The culmination of my social anxieties and insecurities became apparent in early adulthood. I had difficulty making friends, persisting in college and was constantly nervous—to the point of having panic attacks.
So, deeply frustrated one day, I vowed to go on a quest to identify what missing information I needed, and what erroneous thinking I had to overcome to make life work. Building social skills and a rigorous dedication to personal growth was born out of my childhood. A lengthy and difficult process, my dedication to becoming my best self, was nonetheless well worth it. I’ve become more successful, more authentic, relational, empathetic and joyful. These are the roots underpinning my ever growing passion for accurate knowledge that gets results in life.
Everything you’ve suffered can be used to usher you into your purpose. Even if you were abandoned as a child or you experienced abuse at the hands of a trusted adult, no matter how many tears you’ve cried or the profound heartaches you’ve suffered, through faith and choice, it can be recycled into wisdom and a beautiful purpose that serves you, your family and the greater community. Keep moving step by step towards your purpose. Authentic fruit results as God prunes and uses our lives.
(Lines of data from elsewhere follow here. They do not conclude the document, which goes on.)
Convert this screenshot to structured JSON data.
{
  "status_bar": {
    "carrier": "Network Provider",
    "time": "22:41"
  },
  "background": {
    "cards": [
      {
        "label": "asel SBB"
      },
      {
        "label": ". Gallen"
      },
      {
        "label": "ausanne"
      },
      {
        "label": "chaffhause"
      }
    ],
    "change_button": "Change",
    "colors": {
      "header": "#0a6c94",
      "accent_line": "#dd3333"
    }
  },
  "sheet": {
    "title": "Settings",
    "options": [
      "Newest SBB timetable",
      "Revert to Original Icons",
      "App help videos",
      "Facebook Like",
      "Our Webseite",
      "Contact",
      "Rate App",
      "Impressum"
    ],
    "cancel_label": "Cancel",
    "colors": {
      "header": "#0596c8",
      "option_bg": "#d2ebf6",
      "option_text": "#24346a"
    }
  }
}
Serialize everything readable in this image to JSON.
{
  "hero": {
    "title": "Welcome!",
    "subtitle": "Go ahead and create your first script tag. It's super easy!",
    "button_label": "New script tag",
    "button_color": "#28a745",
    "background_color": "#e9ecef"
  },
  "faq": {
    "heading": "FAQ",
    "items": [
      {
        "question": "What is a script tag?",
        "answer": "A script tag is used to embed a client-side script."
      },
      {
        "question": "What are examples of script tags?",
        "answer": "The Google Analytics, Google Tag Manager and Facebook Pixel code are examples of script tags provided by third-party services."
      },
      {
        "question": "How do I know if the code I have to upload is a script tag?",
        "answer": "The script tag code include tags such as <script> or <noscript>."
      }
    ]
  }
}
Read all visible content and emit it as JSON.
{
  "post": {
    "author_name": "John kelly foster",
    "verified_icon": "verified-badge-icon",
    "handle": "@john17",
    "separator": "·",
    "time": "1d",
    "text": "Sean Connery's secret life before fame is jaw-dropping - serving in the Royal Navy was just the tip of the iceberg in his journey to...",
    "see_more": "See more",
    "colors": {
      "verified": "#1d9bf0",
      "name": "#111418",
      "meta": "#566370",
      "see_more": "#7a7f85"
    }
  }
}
To be energized, creative, authentic and joyful, incorporating your unfolding purpose is vital. Whether you’re working a nine to five, or are an entrepreneur: actively involved in passion projects, or seeking personal growth, keep the big picture in mind. Your work is to fully live out your potential, so that innovation and your unique calling changes the lives of those around you.